By Chris Mitsoulis
A highlight of this year’s University Day activities was the annual Gender and Sexuality Studies Colloquium, an event filled with student panels, awards and presentations about today’s gender issues. It was held yesterday in Sweigart Auditorium.
The colloquium, held each spring on the Lawrenceville campus, is the culmination of the work of students and faculty in the area of Gender and Sexuality Studies.
Two awards were presented at the event, honoring a faculty member and a student.
Sharon Mirchandani, associate professor of Theory and Composition at Westminster Choir College, Westminster College of the Arts, was awarded the Sadie Ziegler-Bernice Gee Award. The award, established in 1986, honors faculty, staff and administrators who have contributed significantly to ending gender-based discrimination on campus, in their field and in their communities. Mirchandani’s research has focused on female composers; her book on the American composer, Marga Richter, is forthcoming from the University of Illinois Press.
Mynik Pizzigoni, recipient of the 2011 Virginia Cyrus Scholarship, is earning her B.A. in Liberal Studies from the College of Continuing Studies. Pizzigoni is a minor in the Gender and Sexuality Studies Program. She is a non-traditional student and the first person in her family to go to college. She was also a featured student panelist.

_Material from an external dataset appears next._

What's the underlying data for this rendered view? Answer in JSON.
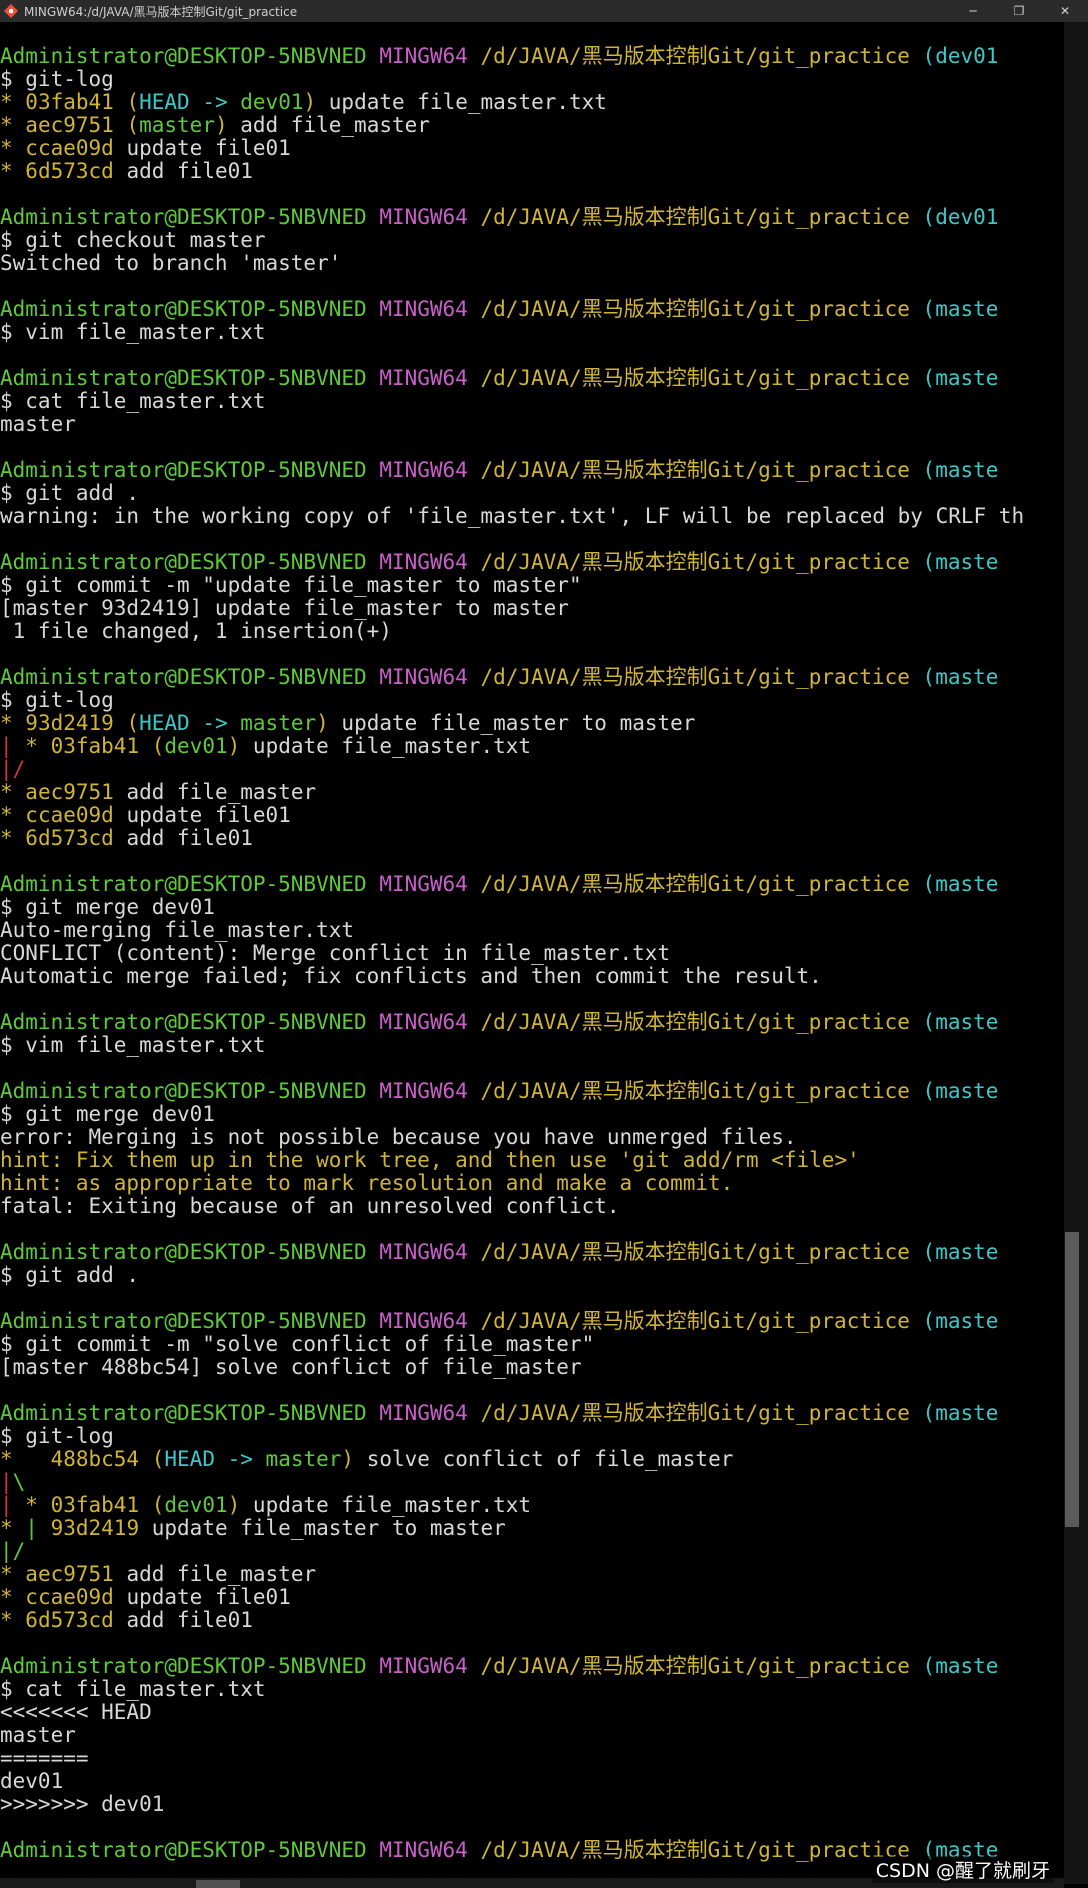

A focal point of the day-long event was the keynote performance of Yellow Rage, which featured Asian-American poets Michelle Myers and Catzie Vilayphonh, who founded the “spoken word” group. The performance is a mixture of spoken word and musical acts that draw on diverse genres including hip-hop, theatrical monologues and free verse in an effort to address topics such as cross-cultural conflict, sex trafficking, domestic violence and anti-Asian discrimination.
At the heart of Yellow Rage’s poetry is a desire to present a perspective that challenges ignorance and hatred, and holds people of any race, gender, ethnicity or religious belief accountable for ideas and behaviors. Through anger, pain, joy, celebration and humor, Vilayphonh and Myers strive to facilitate honest dialogue with their poetry. They hope to move themselves and others forward to recognize the humanity of others and acknowledge the human desire for peace, healing, happiness and love.
The group has been featured in the HBO television series Russell Simmons Presents Def Poetry and the DVD of the show’s first season. It has also released two CDS, Black Hair, Brown Eyes, Yellow Rage, Volume 1 and Yellow Rage, Handle With Care, Volume 2.
Four student panels also offered their perspectives on this year’s colloquium theme: transgressions. A faculty committee that deemed these works to be among the most outstanding selected the student panelists.
“Students from all colleges and schools were allowed to submit papers to the committee,” said Mary Morse, acting director of the Gender and Sexuality Studies program.
Presentations included topics such as “Women’s Roles, Religion and Globalism,” “Gender and Literature,” “Gender and the Media” and “Taking Action: Gender and Sexuality Outside the Classroom.” In all, there were more than 20 student panelists presenting.